Many views and comments have been heard about whether the two exams should be abolished or not and the DPM invites more views on the matter. Yes, we can go on listening to more views while the children and the young students involved grope around in the darkness of uncertainties surrounding their future with the teachers unable to give any help or assurance.
Views are easy to come by. What we lack is expert findings based on research and ground experience with the kids and students. Is the education policy of the nation to be based on popular views, majority vies that will make people happy and support the government even if the future of the Malaysian children is endangered by shortsightedness and political convenience?
I feel strongly that we should be guided by the views of professional educationists from all over the world as contained in learned journals and magazines. What bothers the public most, it seems to me, is not the examinations but the kind of questions asked, the nature of alternatives given in the objective tests, and the quality of teaching that goes into preparing the students for the examination. When the questions asked are so narrow and subject-specific or, on the other hand, too general such that the alternatives given from which to select an answer are so vague and overlapping, the student will surely become confused. UPSR examination must surely be more on testing the IQ and ability to discern between right and wrong (ethics), possible and impossible , logic and illogical. facts and fiction. It must be aimed at bringing out the children's understanding and grasp of the life and the world.
Can such an evaluation be done by the school itself? Yes but sooner or later the school's own standard will prevail or be imposed and you cannot compare the achievement of students in various schoois on the basis of some common criteria. We also have vernacular schools which impose their own priorities and standards. How will you be able to compare the achievement of these UPSR level students on a national basis?

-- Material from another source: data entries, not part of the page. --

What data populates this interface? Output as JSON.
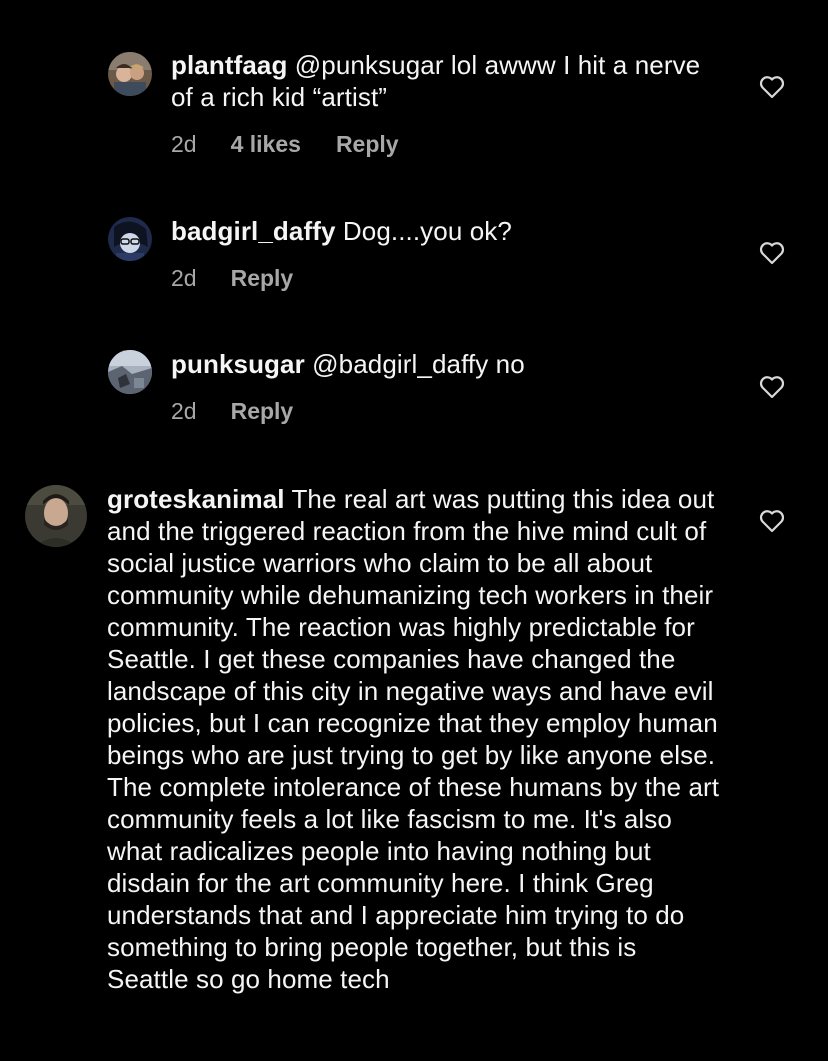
{
  "comments": [
    {
      "username": "plantfaag",
      "text": "@punksugar lol awww I hit a nerve of a rich kid “artist”",
      "time": "2d",
      "likes": "4 likes",
      "reply": "Reply",
      "avatar_icon": "user-avatar-photo",
      "like_icon": "heart-outline-icon"
    },
    {
      "username": "badgirl_daffy",
      "text": "Dog....you ok?",
      "time": "2d",
      "reply": "Reply",
      "avatar_icon": "user-avatar-photo",
      "like_icon": "heart-outline-icon"
    },
    {
      "username": "punksugar",
      "text": "@badgirl_daffy no",
      "time": "2d",
      "reply": "Reply",
      "avatar_icon": "user-avatar-photo",
      "like_icon": "heart-outline-icon"
    },
    {
      "username": "groteskanimal",
      "text": "The real art was putting this idea out and the triggered reaction from the hive mind cult of social justice warriors who claim to be all about community while dehumanizing tech workers in their community. The reaction was highly predictable for Seattle. I get these companies have changed the landscape of this city in negative ways and have evil policies, but I can recognize that they employ human beings who are just trying to get by like anyone else. The complete intolerance of these humans by the art community feels a lot like fascism to me. It's also what radicalizes people into having nothing but disdain for the art community here. I think Greg understands that and I appreciate him trying to do something to bring people together, but this is Seattle so go home tech",
      "avatar_icon": "user-avatar-photo",
      "like_icon": "heart-outline-icon"
    }
  ],
  "colors": {
    "background": "#000000",
    "text": "#f5f5f5",
    "meta": "#a8a8a8"
  }
}
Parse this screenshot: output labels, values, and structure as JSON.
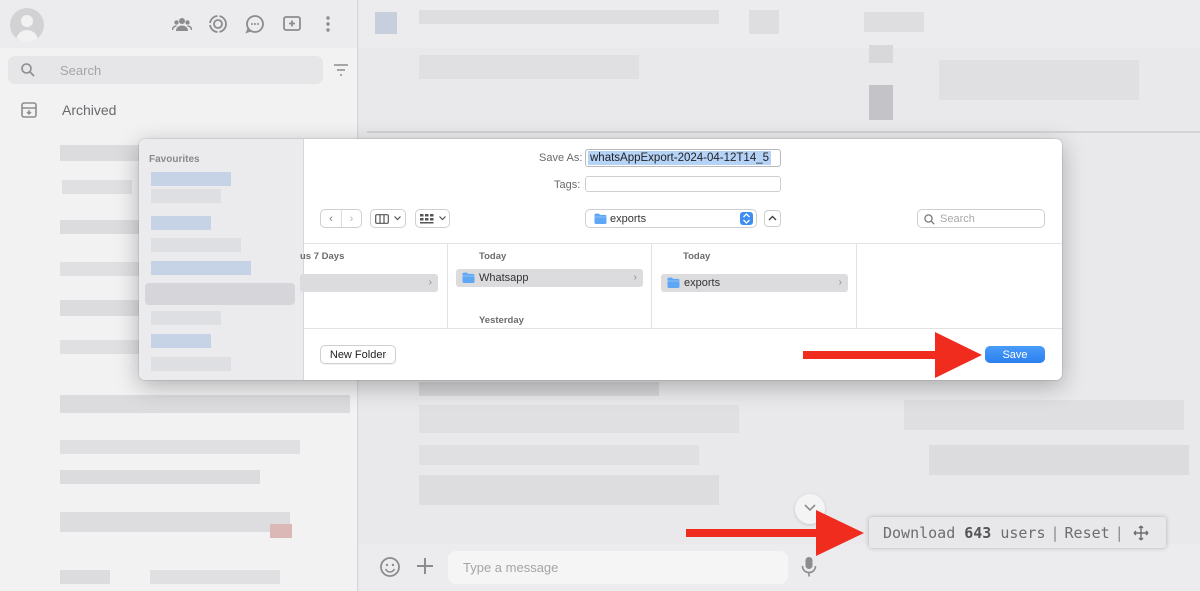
{
  "sidebar": {
    "search_placeholder": "Search",
    "archived_label": "Archived"
  },
  "chat": {
    "message_placeholder": "Type a message"
  },
  "download_toolbar": {
    "download_label": "Download",
    "user_count": "643",
    "users_label": "users",
    "separator": "|",
    "reset_label": "Reset"
  },
  "save_dialog": {
    "favourites_title": "Favourites",
    "save_as_label": "Save As:",
    "file_name": "whatsAppExport-2024-04-12T14_5",
    "tags_label": "Tags:",
    "location": "exports",
    "search_placeholder": "Search",
    "columns": [
      {
        "header": "us 7 Days"
      },
      {
        "header": "Today",
        "row_label": "Whatsapp",
        "subheader": "Yesterday"
      },
      {
        "header": "Today",
        "row_label": "exports"
      }
    ],
    "new_folder_label": "New Folder",
    "save_label": "Save"
  },
  "colors": {
    "accent_blue": "#2a80f0",
    "selection_blue": "#b4d3f7",
    "arrow_red": "#ef2c1e"
  }
}
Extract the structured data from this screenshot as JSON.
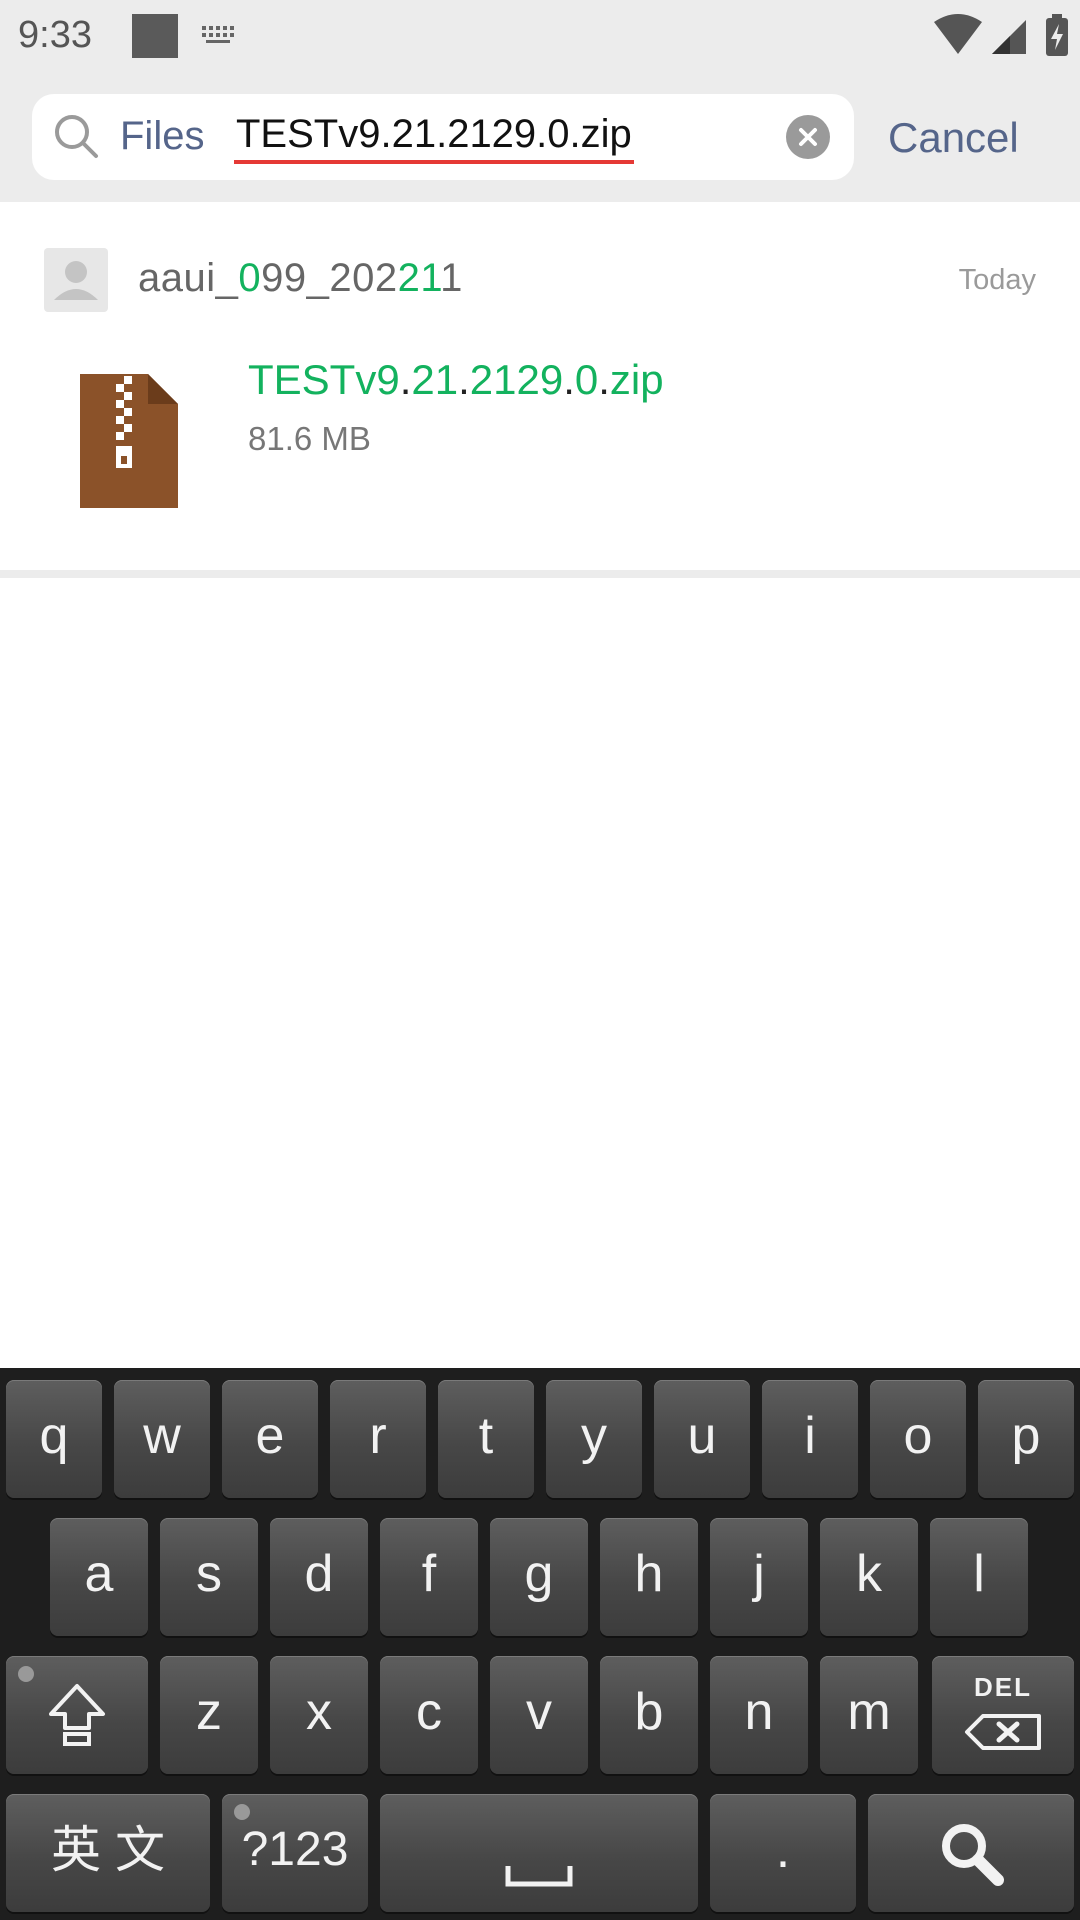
{
  "status_bar": {
    "time": "9:33"
  },
  "search": {
    "scope_label": "Files",
    "query": "TESTv9.21.2129.0.zip",
    "cancel_label": "Cancel"
  },
  "result": {
    "sender": {
      "p1": "aaui_",
      "p2": "0",
      "p3": "99_202",
      "p4": "21",
      "p5": "1"
    },
    "date": "Today",
    "file": {
      "name_parts": [
        "TESTv9",
        ".",
        "21",
        ".",
        "2129",
        ".",
        "0",
        ".",
        "zip"
      ],
      "size": "81.6 MB"
    }
  },
  "keyboard": {
    "row1": [
      "q",
      "w",
      "e",
      "r",
      "t",
      "y",
      "u",
      "i",
      "o",
      "p"
    ],
    "row2": [
      "a",
      "s",
      "d",
      "f",
      "g",
      "h",
      "j",
      "k",
      "l"
    ],
    "row3": [
      "z",
      "x",
      "c",
      "v",
      "b",
      "n",
      "m"
    ],
    "del_label": "DEL",
    "lang_label": "英 文",
    "num_label": "?123",
    "period_label": "."
  },
  "colors": {
    "highlight": "#13b25e",
    "accent": "#55658a",
    "file_icon": "#8b5229"
  },
  "icons": [
    "search-icon",
    "clear-icon",
    "avatar-icon",
    "zip-file-icon",
    "shift-icon",
    "delete-icon",
    "space-icon",
    "keyboard-search-icon",
    "wifi-icon",
    "signal-icon",
    "battery-icon"
  ]
}
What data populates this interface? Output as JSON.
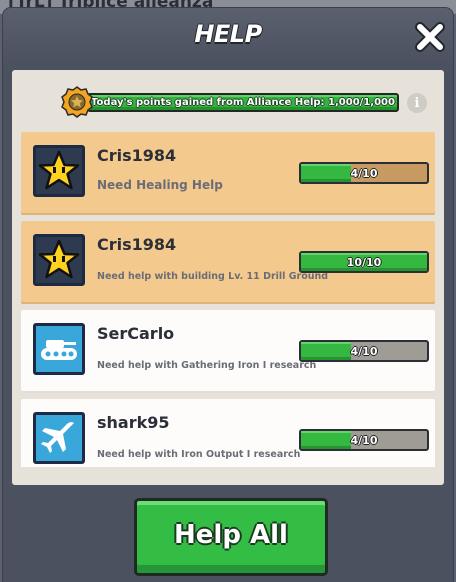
{
  "background": {
    "alliance_title": "[TrL] Triplice alleanza"
  },
  "dialog": {
    "title": "HELP",
    "close_icon": "close-icon"
  },
  "points": {
    "text": "Today's points gained from Alliance Help: 1,000/1,000",
    "medal_icon": "medal-icon",
    "info_icon": "info-icon",
    "info_glyph": "i"
  },
  "requests": [
    {
      "username": "Cris1984",
      "request": "Need Healing Help",
      "progress_text": "4/10",
      "progress": 0.4,
      "avatar_icon": "star-icon",
      "style": "gold"
    },
    {
      "username": "Cris1984",
      "request": "Need help with building Lv. 11 Drill Ground",
      "progress_text": "10/10",
      "progress": 1.0,
      "avatar_icon": "star-icon",
      "style": "gold"
    },
    {
      "username": "SerCarlo",
      "request": "Need help with Gathering Iron I research",
      "progress_text": "4/10",
      "progress": 0.4,
      "avatar_icon": "tank-icon",
      "style": "white"
    },
    {
      "username": "shark95",
      "request": "Need help with Iron Output I research",
      "progress_text": "4/10",
      "progress": 0.4,
      "avatar_icon": "airplane-icon",
      "style": "white"
    }
  ],
  "actions": {
    "help_all_label": "Help All"
  },
  "colors": {
    "accent_green": "#34b840",
    "row_gold": "#f4c98e",
    "row_white": "#fdfcfb",
    "modal_bg": "#4b515e"
  }
}
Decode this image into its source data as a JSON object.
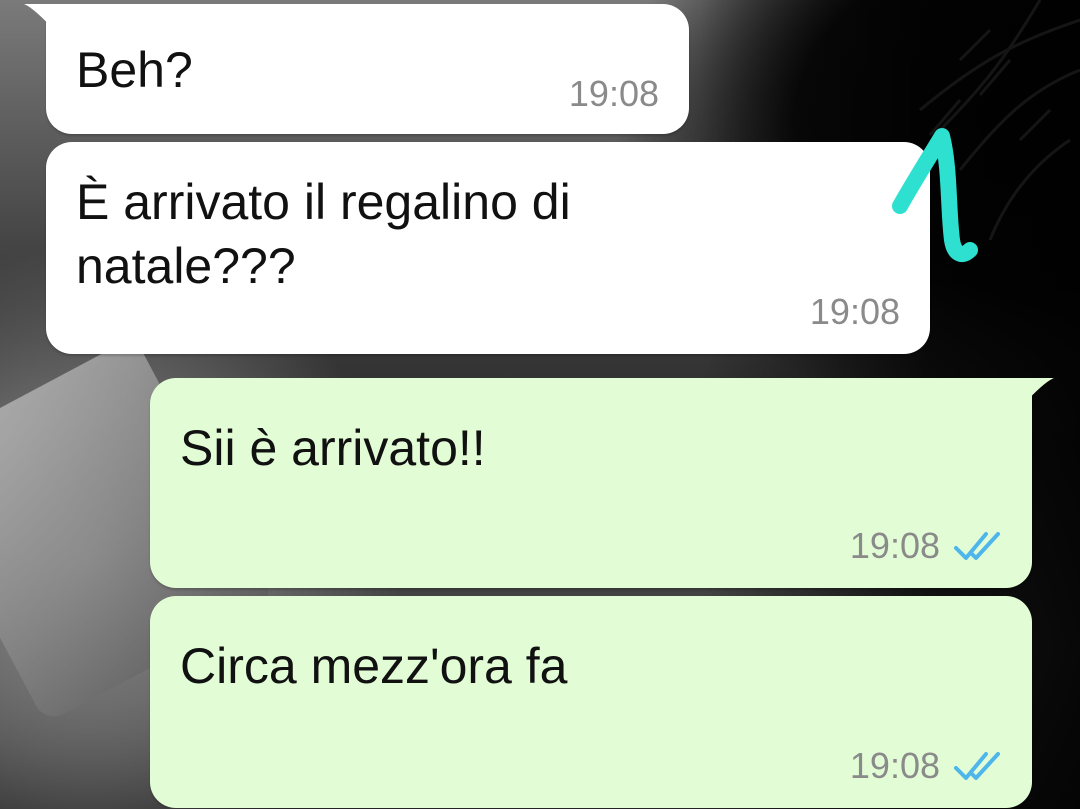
{
  "colors": {
    "incoming_bubble": "#ffffff",
    "outgoing_bubble": "#e2fdd6",
    "time_text": "#8a8a8a",
    "read_ticks": "#4fb6ec",
    "annotation": "#2ee0d0"
  },
  "annotation": {
    "icon": "hand-drawn-number-one",
    "text": "1"
  },
  "messages": [
    {
      "direction": "incoming",
      "text": "Beh?",
      "time": "19:08"
    },
    {
      "direction": "incoming",
      "text": "È arrivato il regalino di\nnatale???",
      "time": "19:08"
    },
    {
      "direction": "outgoing",
      "text": "Sii è arrivato!!",
      "time": "19:08",
      "status_icon": "double-check-read-icon"
    },
    {
      "direction": "outgoing",
      "text": "Circa mezz'ora fa",
      "time": "19:08",
      "status_icon": "double-check-read-icon"
    }
  ]
}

The same can be said for allowing schools to arrange their own PMR level examination. The implication is greater for streaming begins after PMR and a wrong selection will have disastrous effect on the children's education. Even with a nationally standardized examination, the wrong streaming of children can happen resulting in children with no interest in science being forced to go into that stream. Imagine what can happen if a school is given the full authority to select students for the science and arts stream. It might take the heat away from the central authority now responsible but it will not help the students to pursue studies in the field where they have a greater potential to achieve.
In conclusion, I wonder if the continuation or abolition of the UPSR and PMR is the right issue to debate at all. The more pressing issue is on the all-consuming emphasis given to the examinations and what is actually evaluated by the two exams, whether they help evaluate the total personality and capability of the children or just their ability to learn things by rote. Our basic concern today is that school children don't seem to be able to think for themselves and that our education system is not geared towards creating individuals who can think both logically and creatively. Teachers just teach and don't help to develop the personality and mental capability of the children. Leaving the evaluation of their progress to the individual schools will just perpetuate this type of teaching and not arrest the tendency to produce little zombies that will later cause more problems to the nation instead of becoming agents of change and progress.